==== INFORMATION SHOWN ====
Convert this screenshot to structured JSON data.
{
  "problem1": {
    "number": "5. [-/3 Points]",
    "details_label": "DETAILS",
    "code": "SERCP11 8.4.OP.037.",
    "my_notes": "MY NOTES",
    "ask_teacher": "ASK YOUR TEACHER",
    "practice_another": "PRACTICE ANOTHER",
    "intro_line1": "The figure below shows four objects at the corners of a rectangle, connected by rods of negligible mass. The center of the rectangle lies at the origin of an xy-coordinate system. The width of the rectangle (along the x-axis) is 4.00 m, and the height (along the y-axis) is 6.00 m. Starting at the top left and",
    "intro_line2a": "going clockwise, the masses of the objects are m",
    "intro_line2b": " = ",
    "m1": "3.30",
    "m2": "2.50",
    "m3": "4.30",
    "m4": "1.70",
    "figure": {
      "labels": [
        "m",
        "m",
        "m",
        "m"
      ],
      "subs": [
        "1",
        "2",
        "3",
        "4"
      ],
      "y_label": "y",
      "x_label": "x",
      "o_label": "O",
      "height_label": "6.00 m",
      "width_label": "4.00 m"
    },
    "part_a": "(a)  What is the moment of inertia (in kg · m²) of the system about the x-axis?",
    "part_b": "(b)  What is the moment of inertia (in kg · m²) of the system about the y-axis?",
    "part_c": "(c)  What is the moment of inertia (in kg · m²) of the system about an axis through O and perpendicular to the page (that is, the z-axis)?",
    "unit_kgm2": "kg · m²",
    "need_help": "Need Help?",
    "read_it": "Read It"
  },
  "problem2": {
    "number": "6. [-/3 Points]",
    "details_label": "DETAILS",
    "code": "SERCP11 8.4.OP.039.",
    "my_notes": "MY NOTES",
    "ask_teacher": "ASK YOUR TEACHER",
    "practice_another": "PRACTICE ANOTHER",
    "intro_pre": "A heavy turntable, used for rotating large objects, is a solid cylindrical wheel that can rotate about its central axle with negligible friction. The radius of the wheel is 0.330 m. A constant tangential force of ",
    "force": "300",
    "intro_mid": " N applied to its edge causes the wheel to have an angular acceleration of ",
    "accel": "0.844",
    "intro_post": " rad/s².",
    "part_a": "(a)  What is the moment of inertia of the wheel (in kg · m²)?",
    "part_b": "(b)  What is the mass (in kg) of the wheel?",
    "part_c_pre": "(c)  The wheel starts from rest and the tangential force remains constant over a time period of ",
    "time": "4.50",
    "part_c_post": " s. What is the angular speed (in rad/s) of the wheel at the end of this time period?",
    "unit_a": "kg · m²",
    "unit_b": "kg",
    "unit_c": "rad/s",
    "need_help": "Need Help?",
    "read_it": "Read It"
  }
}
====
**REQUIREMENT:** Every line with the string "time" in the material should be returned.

**SOLUTION FOR THIS PROBLEM:**
    "part_c_pre": "(c)  The wheel starts from rest and the tangential force remains constant over a time period of ",
    "time": "4.50",
    "part_c_post": " s. What is the angular speed (in rad/s) of the wheel at the end of this time period?",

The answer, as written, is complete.